**Work request**
What lines in the entries below contain the word "this"? Copy all of them.

**Stored data**

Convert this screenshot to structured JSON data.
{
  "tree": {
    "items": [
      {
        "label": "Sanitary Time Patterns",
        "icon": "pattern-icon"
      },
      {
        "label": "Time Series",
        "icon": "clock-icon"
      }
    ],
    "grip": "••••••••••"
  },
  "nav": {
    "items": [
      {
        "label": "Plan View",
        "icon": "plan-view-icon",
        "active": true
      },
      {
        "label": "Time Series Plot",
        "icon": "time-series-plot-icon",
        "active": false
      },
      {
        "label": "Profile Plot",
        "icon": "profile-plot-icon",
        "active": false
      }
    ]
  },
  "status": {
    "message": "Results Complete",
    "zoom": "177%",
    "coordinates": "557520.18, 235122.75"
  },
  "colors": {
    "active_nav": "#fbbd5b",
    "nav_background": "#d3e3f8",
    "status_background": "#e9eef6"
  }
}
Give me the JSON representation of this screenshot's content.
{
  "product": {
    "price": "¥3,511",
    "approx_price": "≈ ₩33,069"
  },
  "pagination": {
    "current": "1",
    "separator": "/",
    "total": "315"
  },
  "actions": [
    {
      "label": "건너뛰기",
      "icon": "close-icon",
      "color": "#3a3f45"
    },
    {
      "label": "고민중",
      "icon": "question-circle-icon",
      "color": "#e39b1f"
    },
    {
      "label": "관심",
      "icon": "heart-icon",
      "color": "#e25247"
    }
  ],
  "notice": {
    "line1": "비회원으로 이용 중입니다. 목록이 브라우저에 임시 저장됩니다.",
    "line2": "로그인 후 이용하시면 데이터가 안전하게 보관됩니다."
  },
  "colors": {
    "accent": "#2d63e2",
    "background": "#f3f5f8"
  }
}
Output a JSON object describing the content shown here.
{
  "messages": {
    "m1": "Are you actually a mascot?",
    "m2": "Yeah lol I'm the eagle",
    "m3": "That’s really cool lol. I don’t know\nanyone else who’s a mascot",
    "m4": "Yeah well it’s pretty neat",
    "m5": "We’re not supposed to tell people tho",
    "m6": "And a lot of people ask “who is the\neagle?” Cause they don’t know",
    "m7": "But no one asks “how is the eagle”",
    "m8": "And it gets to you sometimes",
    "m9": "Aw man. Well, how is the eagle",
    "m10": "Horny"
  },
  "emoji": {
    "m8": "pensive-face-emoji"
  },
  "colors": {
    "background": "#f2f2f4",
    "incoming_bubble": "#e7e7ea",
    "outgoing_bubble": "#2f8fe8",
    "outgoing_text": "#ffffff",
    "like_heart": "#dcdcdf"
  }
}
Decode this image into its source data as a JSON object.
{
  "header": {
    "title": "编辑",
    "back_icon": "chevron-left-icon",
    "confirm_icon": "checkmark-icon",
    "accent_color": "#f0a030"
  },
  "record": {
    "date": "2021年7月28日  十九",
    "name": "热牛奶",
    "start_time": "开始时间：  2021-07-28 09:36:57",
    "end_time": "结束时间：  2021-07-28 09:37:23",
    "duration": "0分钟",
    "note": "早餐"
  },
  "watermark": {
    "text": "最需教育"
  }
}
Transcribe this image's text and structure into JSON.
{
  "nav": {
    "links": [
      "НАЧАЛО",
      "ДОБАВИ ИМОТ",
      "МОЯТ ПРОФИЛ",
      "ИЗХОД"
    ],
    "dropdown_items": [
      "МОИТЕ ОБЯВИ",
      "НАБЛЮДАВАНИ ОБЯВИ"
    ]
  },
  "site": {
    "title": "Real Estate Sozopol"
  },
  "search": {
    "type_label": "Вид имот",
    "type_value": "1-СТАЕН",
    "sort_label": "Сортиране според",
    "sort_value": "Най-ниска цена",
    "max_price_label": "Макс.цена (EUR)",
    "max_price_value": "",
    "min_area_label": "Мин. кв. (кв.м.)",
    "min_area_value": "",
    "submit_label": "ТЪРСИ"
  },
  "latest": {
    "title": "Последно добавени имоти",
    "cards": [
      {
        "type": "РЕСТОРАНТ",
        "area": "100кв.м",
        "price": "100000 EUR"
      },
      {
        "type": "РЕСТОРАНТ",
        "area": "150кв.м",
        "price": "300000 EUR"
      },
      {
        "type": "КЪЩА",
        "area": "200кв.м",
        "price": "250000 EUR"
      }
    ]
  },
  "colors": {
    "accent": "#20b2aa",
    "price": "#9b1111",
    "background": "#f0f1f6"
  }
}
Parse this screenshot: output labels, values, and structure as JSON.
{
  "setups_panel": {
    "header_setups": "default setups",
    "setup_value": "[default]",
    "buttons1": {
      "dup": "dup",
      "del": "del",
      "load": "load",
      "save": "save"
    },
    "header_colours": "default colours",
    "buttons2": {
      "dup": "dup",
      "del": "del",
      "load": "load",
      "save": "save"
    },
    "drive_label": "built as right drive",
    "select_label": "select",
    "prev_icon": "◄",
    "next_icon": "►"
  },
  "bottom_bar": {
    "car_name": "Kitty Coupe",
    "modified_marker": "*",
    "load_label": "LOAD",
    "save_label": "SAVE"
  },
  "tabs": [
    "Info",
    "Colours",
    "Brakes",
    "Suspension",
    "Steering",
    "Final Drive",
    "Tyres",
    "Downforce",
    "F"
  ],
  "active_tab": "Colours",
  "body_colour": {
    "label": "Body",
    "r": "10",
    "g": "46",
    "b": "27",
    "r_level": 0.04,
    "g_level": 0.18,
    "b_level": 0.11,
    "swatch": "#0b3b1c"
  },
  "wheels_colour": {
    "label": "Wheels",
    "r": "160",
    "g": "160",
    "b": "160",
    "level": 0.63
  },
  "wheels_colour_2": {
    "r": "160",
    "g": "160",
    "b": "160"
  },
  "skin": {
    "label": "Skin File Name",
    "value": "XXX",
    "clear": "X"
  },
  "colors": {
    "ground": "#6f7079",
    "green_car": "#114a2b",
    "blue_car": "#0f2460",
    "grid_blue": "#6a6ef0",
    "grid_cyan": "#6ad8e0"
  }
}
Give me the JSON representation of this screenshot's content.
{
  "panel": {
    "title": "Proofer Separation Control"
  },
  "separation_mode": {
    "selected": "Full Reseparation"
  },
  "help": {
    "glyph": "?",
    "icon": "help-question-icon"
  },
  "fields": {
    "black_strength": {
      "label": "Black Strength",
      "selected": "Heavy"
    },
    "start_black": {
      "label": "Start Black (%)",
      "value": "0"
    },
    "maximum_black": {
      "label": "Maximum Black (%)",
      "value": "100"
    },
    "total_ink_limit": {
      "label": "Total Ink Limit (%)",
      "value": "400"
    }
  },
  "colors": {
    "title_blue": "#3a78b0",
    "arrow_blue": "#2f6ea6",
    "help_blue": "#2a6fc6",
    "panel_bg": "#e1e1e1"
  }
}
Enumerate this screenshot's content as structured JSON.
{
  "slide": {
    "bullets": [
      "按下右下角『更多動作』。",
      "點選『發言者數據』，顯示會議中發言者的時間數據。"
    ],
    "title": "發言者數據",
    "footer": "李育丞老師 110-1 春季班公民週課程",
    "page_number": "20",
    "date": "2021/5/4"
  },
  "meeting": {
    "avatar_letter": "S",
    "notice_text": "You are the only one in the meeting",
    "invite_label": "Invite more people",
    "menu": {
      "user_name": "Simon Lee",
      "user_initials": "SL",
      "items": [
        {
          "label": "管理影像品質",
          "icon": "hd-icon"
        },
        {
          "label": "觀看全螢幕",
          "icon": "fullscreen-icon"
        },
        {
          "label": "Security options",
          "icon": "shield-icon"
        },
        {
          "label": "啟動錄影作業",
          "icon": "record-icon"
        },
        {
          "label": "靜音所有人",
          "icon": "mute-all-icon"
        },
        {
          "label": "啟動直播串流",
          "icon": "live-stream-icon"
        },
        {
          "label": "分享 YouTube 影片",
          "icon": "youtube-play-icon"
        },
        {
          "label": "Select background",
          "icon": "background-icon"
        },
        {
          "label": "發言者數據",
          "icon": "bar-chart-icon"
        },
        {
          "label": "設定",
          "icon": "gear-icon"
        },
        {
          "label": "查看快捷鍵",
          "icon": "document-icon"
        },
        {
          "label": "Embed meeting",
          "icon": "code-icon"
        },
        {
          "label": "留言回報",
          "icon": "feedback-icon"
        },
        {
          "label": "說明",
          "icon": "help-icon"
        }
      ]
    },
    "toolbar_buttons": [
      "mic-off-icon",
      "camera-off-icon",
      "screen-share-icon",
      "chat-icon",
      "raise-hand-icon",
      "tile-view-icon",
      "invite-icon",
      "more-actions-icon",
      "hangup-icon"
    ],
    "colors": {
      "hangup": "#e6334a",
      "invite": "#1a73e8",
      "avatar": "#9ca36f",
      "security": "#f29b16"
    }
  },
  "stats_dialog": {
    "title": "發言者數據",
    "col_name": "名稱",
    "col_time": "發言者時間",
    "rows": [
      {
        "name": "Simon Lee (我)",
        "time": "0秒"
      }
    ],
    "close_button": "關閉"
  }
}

**The completed task**
Convert this screenshot to structured JSON data.
Give me the JSON representation of this screenshot's content.
Decode this image into its source data as a JSON object.
Transcribe this image's text and structure into JSON.
Parse this screenshot: output labels, values, and structure as JSON.
Give me the JSON representation of this screenshot's content.
Enumerate this screenshot's content as structured JSON.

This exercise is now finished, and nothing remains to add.